Sauchiehall street cycling row web

RNIB has said the proposed layout could put the visually impaired at risk

23rd August 2017 by Gareth Jones 0 Comments

A row has erupted over plans to improve routes for cyclists in Glasgow city centre.

Glasgow City Council has been working on proposals to renovate accessibility in Sauchiehall Street.

However RNIB Scotland is challenging the plans to locate a cycleway between the pavement and bus-stops on the street, saying it is an accident waiting to happen as blind people could be hit by bikes as they cross the cycle path.

On Wednesday, RNIB staged a mock-up of the situation they fear will occur, inviting the city's councillors to try to avoid oncoming cyclists while wearing special spectacles that simulate different sight loss conditions.

Catriona Burness, campaigns manager, said: "While we welcome moves to upgrade Sauchiehall Street, we remain very concerned about this particular aspect of the proposal.

"People with a visual impairment aren't going to feel safe traversing a busy cycleway, while cyclists may also be endangered if they don't realise a pedestrian stepping out in front of them who can't see them. It's an accident waiting to happen.

"RNIB Scotland is calling on Glasgow City Council to either move the cycleway to the south-side of the street, so that pedestrians aren't forced to cross it to get to a bus, or ensure there is a more distinct separation between the cycleway and the footpath, not the 400mm of corrugated paving proposed. We'd also like audio-crossing signals to be positioned along the street.”

The Sauchiehall Street Avenue plans are part of the Glasgow City Deal, aimed at improving the functionality of the area for all the people who use it.

Consultation on the proposals has been carried out over the past two years - with talks taking place between the council and RNIB, Guide Dogs Scotland and the Glasgow City Council Sensory Impairment Unit.

A council spokesman said: “We have been, and continue to be, in dialogue with a range of bodies – including mobility groups and groups working with blind and partially sighted people – over the design and construction of the Avenues project on Sauchiehall Street. As a result of this dialogue and the input we have received, the design of the project has evolved to meet the needs of as many people as possible.”
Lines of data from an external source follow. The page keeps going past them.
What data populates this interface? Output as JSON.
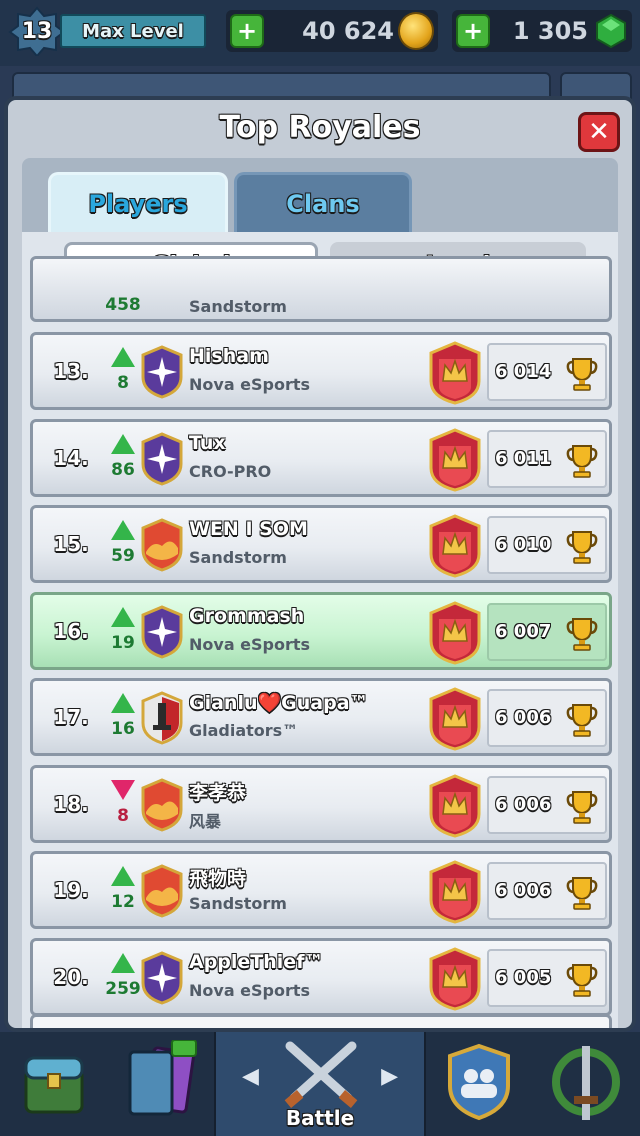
{
  "status_bar": {
    "level": "13",
    "level_label": "Max Level",
    "gold": "40 624",
    "gems": "1 305",
    "gold_plus": "+",
    "gems_plus": "+"
  },
  "popup": {
    "title": "Top Royales",
    "close_label": "✕",
    "tabs": [
      {
        "label": "Players",
        "active": true
      },
      {
        "label": "Clans",
        "active": false
      }
    ],
    "subtabs": [
      {
        "label": "Global",
        "active": true
      },
      {
        "label": "Local",
        "active": false
      }
    ]
  },
  "leaderboard": {
    "partial_top_clan": "Sandstorm",
    "partial_top_delta": "458",
    "rows": [
      {
        "rank": "13.",
        "direction": "up",
        "delta": "8",
        "name": "Hisham",
        "clan": "Nova eSports",
        "trophies": "6 014",
        "badge": "nova",
        "highlight": false
      },
      {
        "rank": "14.",
        "direction": "up",
        "delta": "86",
        "name": "Tux",
        "clan": "CRO-PRO",
        "trophies": "6 011",
        "badge": "nova",
        "highlight": false
      },
      {
        "rank": "15.",
        "direction": "up",
        "delta": "59",
        "name": "WEN I SOM",
        "clan": "Sandstorm",
        "trophies": "6 010",
        "badge": "sandstorm",
        "highlight": false
      },
      {
        "rank": "16.",
        "direction": "up",
        "delta": "19",
        "name": "Grommash",
        "clan": "Nova eSports",
        "trophies": "6 007",
        "badge": "nova",
        "highlight": true
      },
      {
        "rank": "17.",
        "direction": "up",
        "delta": "16",
        "name": "Gianlu❤️Guapa™",
        "clan": "Gladiators™",
        "trophies": "6 006",
        "badge": "gladiators",
        "highlight": false
      },
      {
        "rank": "18.",
        "direction": "down",
        "delta": "8",
        "name": "李孝恭",
        "clan": "风暴",
        "trophies": "6 006",
        "badge": "sandstorm",
        "highlight": false
      },
      {
        "rank": "19.",
        "direction": "up",
        "delta": "12",
        "name": "飛物時",
        "clan": "Sandstorm",
        "trophies": "6 006",
        "badge": "sandstorm",
        "highlight": false
      },
      {
        "rank": "20.",
        "direction": "up",
        "delta": "259",
        "name": "AppleThief™",
        "clan": "Nova eSports",
        "trophies": "6 005",
        "badge": "nova",
        "highlight": false
      }
    ]
  },
  "bottom_nav": {
    "battle_label": "Battle",
    "items": [
      "shop-icon",
      "cards-icon",
      "battle-icon",
      "clan-icon",
      "tournament-icon"
    ]
  },
  "colors": {
    "positive": "#34b54a",
    "negative": "#e0266a",
    "highlight_row": "#c9f4d2",
    "close_button": "#e0383c",
    "active_tab_text": "#2aa7dd"
  }
}
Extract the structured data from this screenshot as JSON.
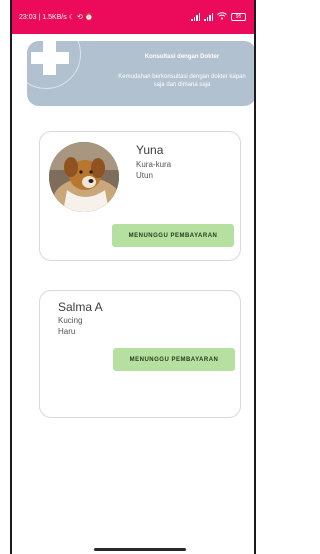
{
  "status_bar": {
    "time_speed": "23:03 | 1.5KB/s",
    "icons": [
      "moon-icon",
      "sync-icon",
      "alarm-icon"
    ],
    "battery": "95"
  },
  "banner": {
    "title": "Konsultasi dengan Dokter",
    "description": "Kemudahan berkonsultasi dengan dokter kapan saja dan dimana saja"
  },
  "consultations": [
    {
      "name": "Yuna",
      "type": "Kura-kura",
      "symptom": "Utun",
      "has_photo": true,
      "status": "MENUNGGU PEMBAYARAN"
    },
    {
      "name": "Salma A",
      "type": "Kucing",
      "symptom": "Haru",
      "has_photo": false,
      "status": "MENUNGGU PEMBAYARAN"
    }
  ],
  "colors": {
    "status_bar": "#ec0a5b",
    "banner": "#b2c1d0",
    "status_button": "#b6e0a0"
  }
}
RNIB is concerned about level surfacing being used for the cycle lane, disabled users having to cross the cycleway to access bus stops and has called for audio crossings to be fitted.

However the council has said that the level surfacing plan was backed by Guide Dogs and the sensory impairment unit, that tactile paving be fitted at crossing points and surface treatment will be added near bus stops.  
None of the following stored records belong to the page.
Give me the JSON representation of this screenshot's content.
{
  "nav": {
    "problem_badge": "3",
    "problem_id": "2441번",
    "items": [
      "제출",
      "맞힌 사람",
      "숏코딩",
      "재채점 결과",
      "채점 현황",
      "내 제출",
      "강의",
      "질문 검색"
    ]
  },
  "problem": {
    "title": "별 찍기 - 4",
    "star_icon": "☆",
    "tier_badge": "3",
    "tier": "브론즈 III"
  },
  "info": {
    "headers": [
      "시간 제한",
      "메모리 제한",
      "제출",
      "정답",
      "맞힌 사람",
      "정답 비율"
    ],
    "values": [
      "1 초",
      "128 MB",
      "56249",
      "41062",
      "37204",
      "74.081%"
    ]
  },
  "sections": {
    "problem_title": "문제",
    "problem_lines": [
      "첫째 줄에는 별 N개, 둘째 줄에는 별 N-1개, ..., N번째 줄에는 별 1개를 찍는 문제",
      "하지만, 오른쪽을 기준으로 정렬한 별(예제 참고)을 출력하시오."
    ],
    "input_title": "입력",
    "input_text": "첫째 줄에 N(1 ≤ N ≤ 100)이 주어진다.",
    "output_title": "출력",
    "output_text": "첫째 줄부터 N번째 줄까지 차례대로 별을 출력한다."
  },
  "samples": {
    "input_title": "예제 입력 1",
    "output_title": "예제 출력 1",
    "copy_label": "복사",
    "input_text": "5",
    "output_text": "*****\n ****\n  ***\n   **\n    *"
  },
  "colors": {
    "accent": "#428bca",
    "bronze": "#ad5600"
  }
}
The plans have been welcomed by Cycling Scotland, which has called for all parties to work together to find the best solution.
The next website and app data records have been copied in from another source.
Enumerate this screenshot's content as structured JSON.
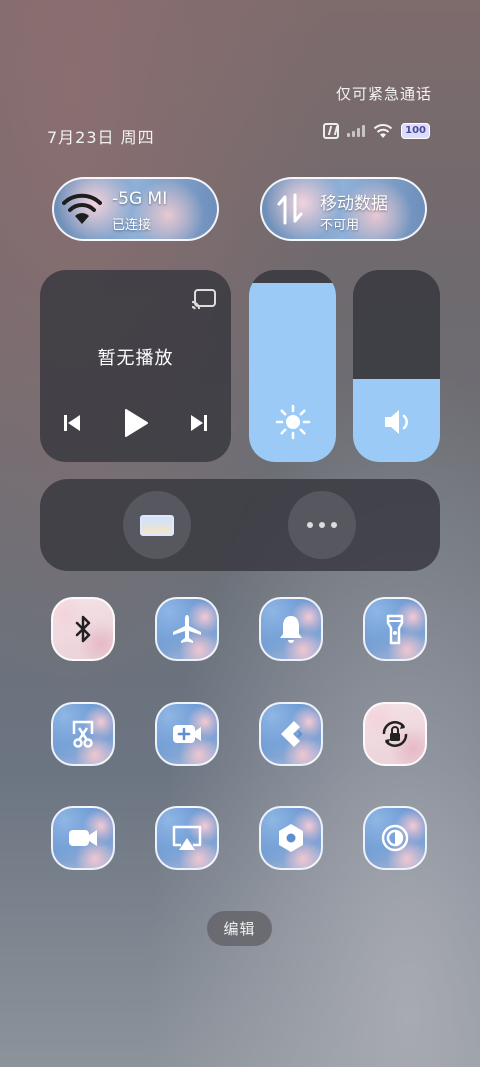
{
  "status": {
    "emergency_text": "仅可紧急通话",
    "date": "7月23日 周四",
    "battery": "100",
    "icons": [
      "nfc-icon",
      "signal-icon",
      "wifi-icon",
      "battery-icon"
    ]
  },
  "wifi": {
    "title": "-5G MI",
    "subtitle": "已连接",
    "icon": "wifi-icon",
    "active": true
  },
  "mobile_data": {
    "title": "移动数据",
    "subtitle": "不可用",
    "icon": "data-arrows-icon",
    "active": false
  },
  "media": {
    "now_playing": "暂无播放",
    "icons": [
      "cast-icon",
      "previous-icon",
      "play-icon",
      "next-icon"
    ]
  },
  "brightness": {
    "icon": "sun-icon",
    "level": 0.93
  },
  "volume": {
    "icon": "speaker-icon",
    "level": 0.43
  },
  "shortcuts": [
    {
      "icon": "display-icon"
    },
    {
      "icon": "more-icon"
    }
  ],
  "toggles": [
    {
      "icon": "bluetooth-icon",
      "active": false
    },
    {
      "icon": "airplane-icon",
      "active": true
    },
    {
      "icon": "bell-icon",
      "active": true
    },
    {
      "icon": "flashlight-icon",
      "active": true
    },
    {
      "icon": "screenshot-icon",
      "active": true
    },
    {
      "icon": "video-plus-icon",
      "active": true
    },
    {
      "icon": "nearby-share-icon",
      "active": true
    },
    {
      "icon": "rotation-lock-icon",
      "active": false
    },
    {
      "icon": "video-camera-icon",
      "active": true
    },
    {
      "icon": "screen-cast-icon",
      "active": true
    },
    {
      "icon": "settings-hex-icon",
      "active": true
    },
    {
      "icon": "reading-mode-icon",
      "active": true
    }
  ],
  "edit_label": "编辑",
  "colors": {
    "accent": "#9bcaf7",
    "card": "#37373e"
  }
}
A spokesperson said: “Sauchiehall Street regeneration will support local businesses, improve air quality and people’s health and benefit people who don’t use a car. Bus stops in a busy urban environment are locations of potential conflict with other road users and need site-specific solutions which work for everyone, especially people with visual or other impairments. Detailed design should involve discussions with different user groups and learn from experience of bus stop bypasses in other cities.

“The key design principles include that people should be cycling more slowly, giving way to vulnerable pedestrians, and people with a visual impairment should be able to safely cross a cycle track at the bus stop.”